Drawing on concepts in environmental history, this project surveys the multiple ways in which humans, environment, and information technology have been in interaction over the past several centuries, from the lithium mines in post-colonial South America to "server farms" in the rural Pacific Northwest to the "computer graveyards" outside Agbogbloshie, Ghana. The goal is to ground the history of information technology in the material world by focusing on the relationship between "computing power" and more traditional processes of resource extraction, exchange, management, and consumption.

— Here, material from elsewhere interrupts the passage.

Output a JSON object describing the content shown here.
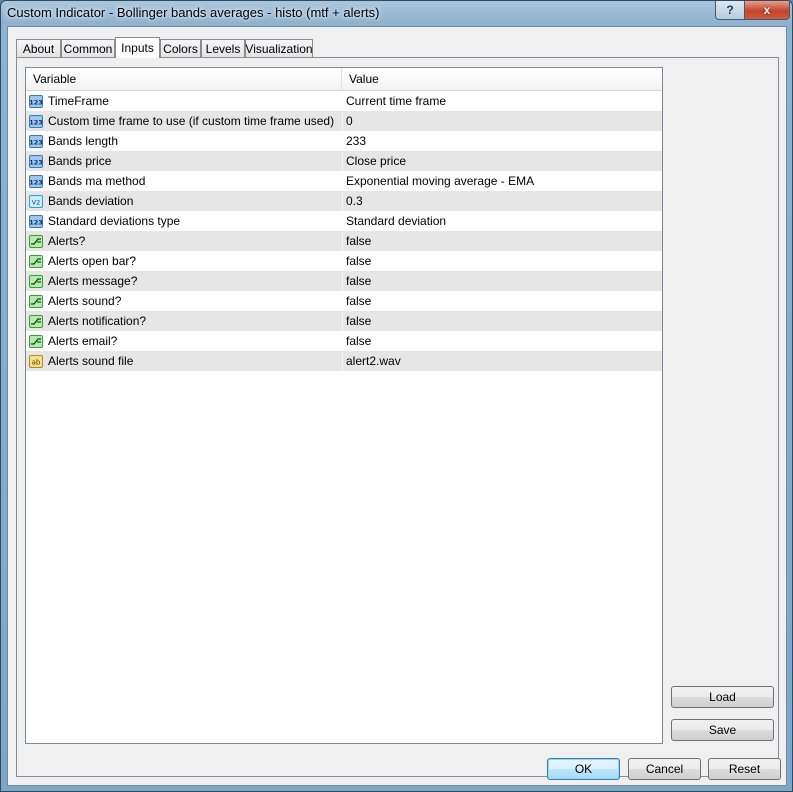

Nathan Ensmenger’s research focuses on the social and cultural history of software and software workers, the history of artificial intelligence, and questions of gender and identity in computer programming. His 2010 book The Computer Boys Take Over: Computers, Programmers, and the Politics of Technical Expertise, explored the rise to power of the "computer expert" in American corporate, economic, and political life. He is currently working on a book exploring the global environmental history of the electronic digital computer.
Co-sponsored by the Integrated Assessment Center of the Graham Sustainability Institute, and the School of Natural Resources and the Environment.